__What to work on__.
Every record, from the first to the last, is to be printed again exactly.

(Entries from a dataset of interfaces)
-.-.-
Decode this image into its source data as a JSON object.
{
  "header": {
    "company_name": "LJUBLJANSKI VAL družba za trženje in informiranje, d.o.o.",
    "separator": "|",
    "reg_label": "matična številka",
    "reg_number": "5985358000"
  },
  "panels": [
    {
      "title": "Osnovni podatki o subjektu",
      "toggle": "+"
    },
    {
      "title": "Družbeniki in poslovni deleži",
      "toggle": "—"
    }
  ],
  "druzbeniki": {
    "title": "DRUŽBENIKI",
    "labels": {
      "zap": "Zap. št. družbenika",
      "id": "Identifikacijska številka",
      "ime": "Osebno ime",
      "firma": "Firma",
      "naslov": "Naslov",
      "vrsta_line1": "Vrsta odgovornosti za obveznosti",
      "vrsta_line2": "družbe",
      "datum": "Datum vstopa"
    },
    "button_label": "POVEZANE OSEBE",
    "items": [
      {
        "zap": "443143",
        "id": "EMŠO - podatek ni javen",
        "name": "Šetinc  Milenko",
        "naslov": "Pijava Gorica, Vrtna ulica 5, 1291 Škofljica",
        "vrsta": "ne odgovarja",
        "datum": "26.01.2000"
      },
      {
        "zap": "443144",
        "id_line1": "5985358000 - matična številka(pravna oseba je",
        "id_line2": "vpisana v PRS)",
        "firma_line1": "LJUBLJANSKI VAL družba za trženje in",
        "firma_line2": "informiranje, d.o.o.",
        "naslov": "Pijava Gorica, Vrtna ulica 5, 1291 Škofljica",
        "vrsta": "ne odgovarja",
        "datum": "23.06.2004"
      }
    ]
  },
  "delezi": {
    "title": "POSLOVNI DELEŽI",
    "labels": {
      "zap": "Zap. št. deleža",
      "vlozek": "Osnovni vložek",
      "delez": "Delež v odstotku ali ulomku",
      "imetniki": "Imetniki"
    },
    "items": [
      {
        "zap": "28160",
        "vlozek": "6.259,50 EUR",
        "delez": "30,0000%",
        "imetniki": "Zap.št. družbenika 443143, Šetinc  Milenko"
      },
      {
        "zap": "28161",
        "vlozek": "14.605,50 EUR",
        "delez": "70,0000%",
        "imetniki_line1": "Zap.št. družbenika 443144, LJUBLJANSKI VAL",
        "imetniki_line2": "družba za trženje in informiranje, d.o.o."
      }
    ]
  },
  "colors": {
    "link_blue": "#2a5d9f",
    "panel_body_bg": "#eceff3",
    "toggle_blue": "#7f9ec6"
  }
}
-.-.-
__Output of the task__.
Decode this image into its source data as a JSON object.
{
  "header": {
    "company_name": "LJUBLJANSKI VAL družba za trženje in informiranje, d.o.o.",
    "separator": "|",
    "reg_label": "matična številka",
    "reg_number": "5985358000"
  },
  "panels": [
    {
      "title": "Osnovni podatki o subjektu",
      "toggle": "+"
    },
    {
      "title": "Družbeniki in poslovni deleži",
      "toggle": "—"
    }
  ],
  "druzbeniki": {
    "title": "DRUŽBENIKI",
    "labels": {
      "zap": "Zap. št. družbenika",
      "id": "Identifikacijska številka",
      "ime": "Osebno ime",
      "firma": "Firma",
      "naslov": "Naslov",
      "vrsta_line1": "Vrsta odgovornosti za obveznosti",
      "vrsta_line2": "družbe",
      "datum": "Datum vstopa"
    },
    "button_label": "POVEZANE OSEBE",
    "items": [
      {
        "zap": "443143",
        "id": "EMŠO - podatek ni javen",
        "name": "Šetinc  Milenko",
        "naslov": "Pijava Gorica, Vrtna ulica 5, 1291 Škofljica",
        "vrsta": "ne odgovarja",
        "datum": "26.01.2000"
      },
      {
        "zap": "443144",
        "id_line1": "5985358000 - matična številka(pravna oseba je",
        "id_line2": "vpisana v PRS)",
        "firma_line1": "LJUBLJANSKI VAL družba za trženje in",
        "firma_line2": "informiranje, d.o.o.",
        "naslov": "Pijava Gorica, Vrtna ulica 5, 1291 Škofljica",
        "vrsta": "ne odgovarja",
        "datum": "23.06.2004"
      }
    ]
  },
  "delezi": {
    "title": "POSLOVNI DELEŽI",
    "labels": {
      "zap": "Zap. št. deleža",
      "vlozek": "Osnovni vložek",
      "delez": "Delež v odstotku ali ulomku",
      "imetniki": "Imetniki"
    },
    "items": [
      {
        "zap": "28160",
        "vlozek": "6.259,50 EUR",
        "delez": "30,0000%",
        "imetniki": "Zap.št. družbenika 443143, Šetinc  Milenko"
      },
      {
        "zap": "28161",
        "vlozek": "14.605,50 EUR",
        "delez": "70,0000%",
        "imetniki_line1": "Zap.št. družbenika 443144, LJUBLJANSKI VAL",
        "imetniki_line2": "družba za trženje in informiranje, d.o.o."
      }
    ]
  },
  "colors": {
    "link_blue": "#2a5d9f",
    "panel_body_bg": "#eceff3",
    "toggle_blue": "#7f9ec6"
  }
}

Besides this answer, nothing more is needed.